Apart from setting up the app on Heroku the command will also link the current directory with the Heroku git server. This can be verified by listing the remotes.

git remote
# heroku
# origin

From now on it is a simple matter of pushing to the heroku remote to trigger a redeployment. We can simulate this by creating and committing an empty file.

touch triggerfile
git add .
git commit -am "trigger a deploy"
git push heroku master

With the Git integration and new Terminal pane in RStudio, managing and deploying fiery apps from within a native R development environment is pretty easy. The only small annoyance is that the git integration does not support pushing to multiple different remotes so you’ll have to do the push to the heroku remote manually (this could change in the future of course).
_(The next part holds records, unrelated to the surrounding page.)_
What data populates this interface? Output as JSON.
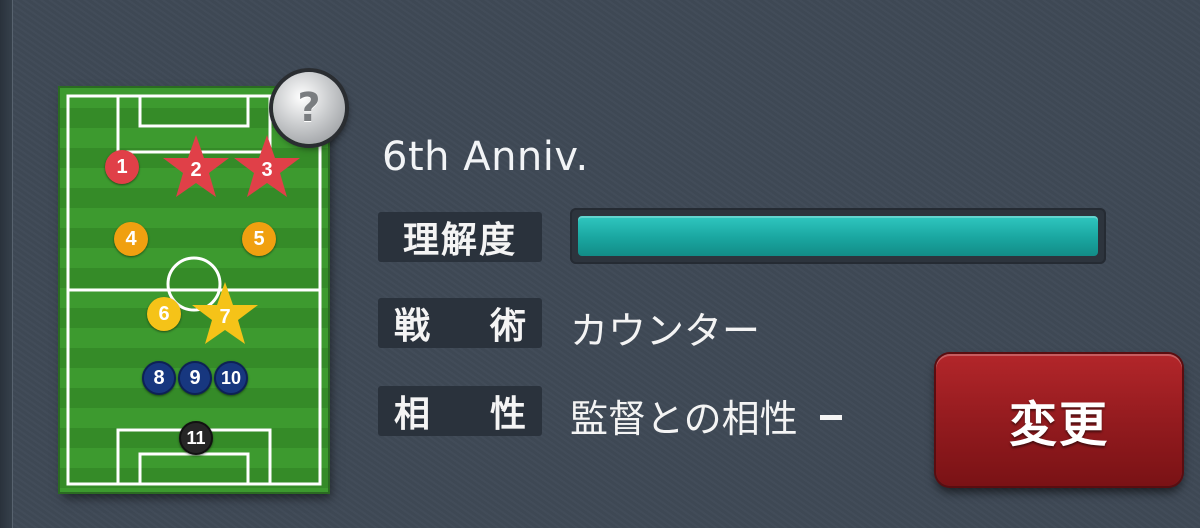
{
  "help": {
    "label": "?"
  },
  "formation": {
    "name": "6th Anniv.",
    "players": [
      {
        "num": "1",
        "role": "red"
      },
      {
        "num": "2",
        "role": "red-star"
      },
      {
        "num": "3",
        "role": "red-star"
      },
      {
        "num": "4",
        "role": "orange"
      },
      {
        "num": "5",
        "role": "orange"
      },
      {
        "num": "6",
        "role": "yellow"
      },
      {
        "num": "7",
        "role": "yellow-star"
      },
      {
        "num": "8",
        "role": "blue"
      },
      {
        "num": "9",
        "role": "blue"
      },
      {
        "num": "10",
        "role": "blue"
      },
      {
        "num": "11",
        "role": "black"
      }
    ]
  },
  "stats": {
    "understanding_label": "理解度",
    "understanding_level": 1.0,
    "tactics_label_1": "戦",
    "tactics_label_2": "術",
    "tactics_value": "カウンター",
    "compat_label_1": "相",
    "compat_label_2": "性",
    "compat_value": "監督との相性"
  },
  "change_button": {
    "label": "変更"
  },
  "colors": {
    "bar": "#1aa6a0",
    "button": "#941b1f",
    "red_player": "#e04048",
    "orange_player": "#f0a010",
    "yellow_player": "#f5c318",
    "blue_player": "#17377f"
  }
}
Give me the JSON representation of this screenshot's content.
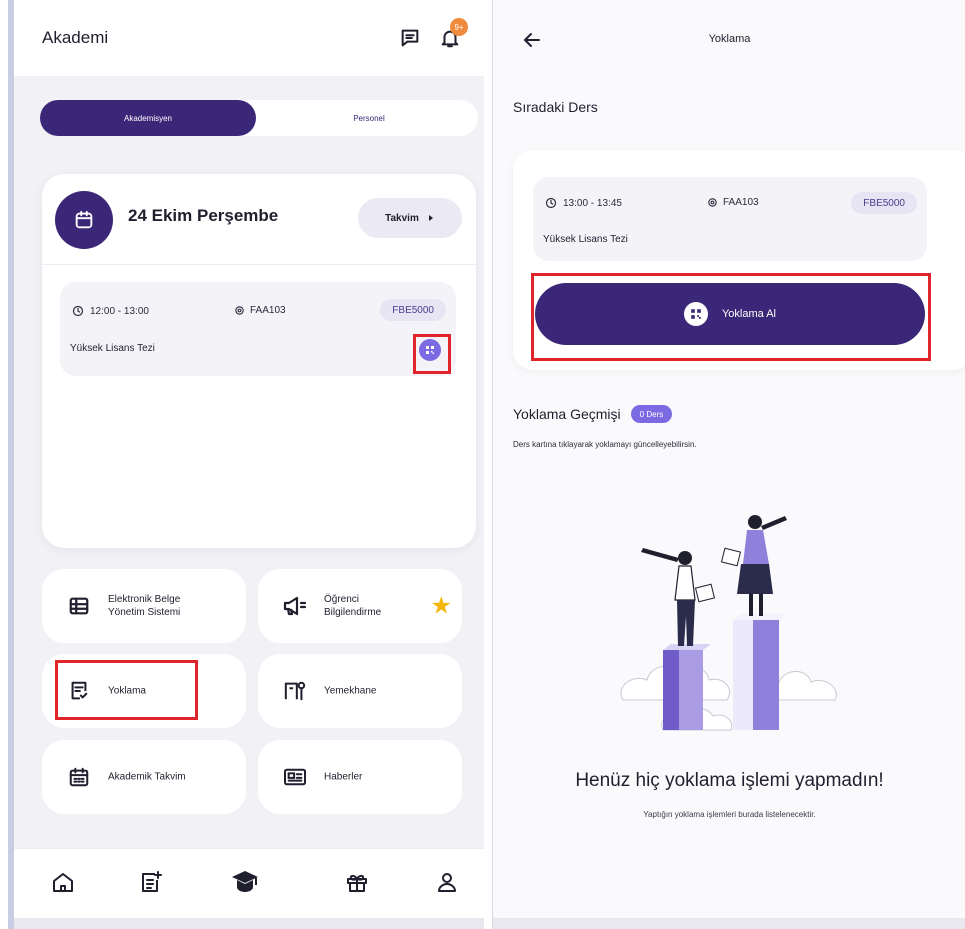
{
  "left": {
    "app_title": "Akademi",
    "notification_badge": "9+",
    "segments": {
      "active": "Akademisyen",
      "inactive": "Personel"
    },
    "today": {
      "title": "24 Ekim Perşembe",
      "calendar_button": "Takvim",
      "lesson": {
        "time": "12:00 - 13:00",
        "room": "FAA103",
        "code": "FBE5000",
        "name": "Yüksek Lisans Tezi"
      }
    },
    "menu": [
      {
        "label_line1": "Elektronik Belge",
        "label_line2": "Yönetim Sistemi",
        "icon": "table-icon"
      },
      {
        "label_line1": "Öğrenci",
        "label_line2": "Bilgilendirme",
        "icon": "megaphone-icon"
      },
      {
        "label_line1": "Yoklama",
        "label_line2": "",
        "icon": "checklist-icon"
      },
      {
        "label_line1": "Yemekhane",
        "label_line2": "",
        "icon": "dining-icon"
      },
      {
        "label_line1": "Akademik Takvim",
        "label_line2": "",
        "icon": "calendar-grid-icon"
      },
      {
        "label_line1": "Haberler",
        "label_line2": "",
        "icon": "news-icon"
      }
    ],
    "bottom_nav": [
      "home-icon",
      "notes-icon",
      "graduation-cap-icon",
      "gift-icon",
      "profile-icon"
    ]
  },
  "right": {
    "title": "Yoklama",
    "next_section": "Sıradaki Ders",
    "lesson": {
      "time": "13:00 - 13:45",
      "room": "FAA103",
      "code": "FBE5000",
      "name": "Yüksek Lisans Tezi"
    },
    "take_attendance_button": "Yoklama Al",
    "history_title": "Yoklama Geçmişi",
    "history_badge": "0 Ders",
    "history_hint": "Ders kartına tıklayarak yoklamayı güncelleyebilirsin.",
    "empty_title": "Henüz hiç yoklama işlemi yapmadın!",
    "empty_subtitle": "Yaptığın yoklama işlemleri burada listelenecektir."
  },
  "colors": {
    "primary": "#3b2777",
    "accent": "#7c6ae2",
    "highlight": "#e0242c",
    "star": "#f5b60b",
    "badge": "#f08a3c"
  }
}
Using the web interface

While using the command line is in no way difficult, Heroku also provides a web interface for setting up your app. In the following I’ll show what it takes to replicate what we did in the command line (more or less):

When you log in to Heroku for the first time you’ll be greeted with the following screen:

(if you already have something up and running you’ll see a list of your apps).

As R is not part of the exclusive club of languages that Heroku understands we must start from scratch by clicking Create New App. We will now be asked for a name for the app as well as the location of the server it should run on (US or Europe). You generally want your server to be as close to your users, but for our little demo it really doesn’t matter.

As you can see it also lets you add the app to a pipeline. Pipelines are used for orchestrating multiple different apps that should work together and is outside the scope of this tutorial (there is nothing R-specific about their use). Once you hit Create App you are taken to the Deploy settings for the app. Scrolling a bit down you’ll find a section where you can specify how to get your code into the app.

I’ll be showing how you can link it up to a GitHub repository, but as you can see it is also possible to link it to e.g. a Dropbox folder (in that case you’ll have to manually redeploy every time you change code in your app).

Once you’ve found the repository containing the app and linked to it you’ll be able to set additional settings, such as automatically redeploying when you push to a branch etc.

If we click on Deploy Branch now we’ll get an error, as Heroku has yet to be told how to deal with R code.

To fix this we’ll need to point Heroku to our buildpack. This is done under the Settings pane, where we will add the same buildpack as we used with the console.

After this we can switch back to the Deploy pane and hit Deploy Branch again and see the deployment start and, hopefully, succeed.

If you have activated Automatic Deploys you’ll just have to push to your Github branch to update your app and you can thus, as with the command-line setup, manage your app completely from within your R development environment.

Wrapping up

While the demo app we have used is extremely minimal, the approach we have seen scales to any type of app, whether it is a minimal service API or a full webpage. As your app grows I would encourage you to move as much code into a package so you can document and unit test it, and so the run.R does not grow unwieldy large.

Another consideration when growing your application is the limited resources available in the free tier. If you begin to build a more complex app you might run into the limitations and need to shell out some money to get decent performance. As with everything on the internet there is no free beer…

While it may be possible that I will add a clear specification for defining fiery apps in the future and provide buildpacks for this specifically, the approach shown above is general and continue to work irrelevant of how fiery continues to evolve.

In a later post I will show how to use Docker in much the same way as we have used Heroku in this post - stay tuned…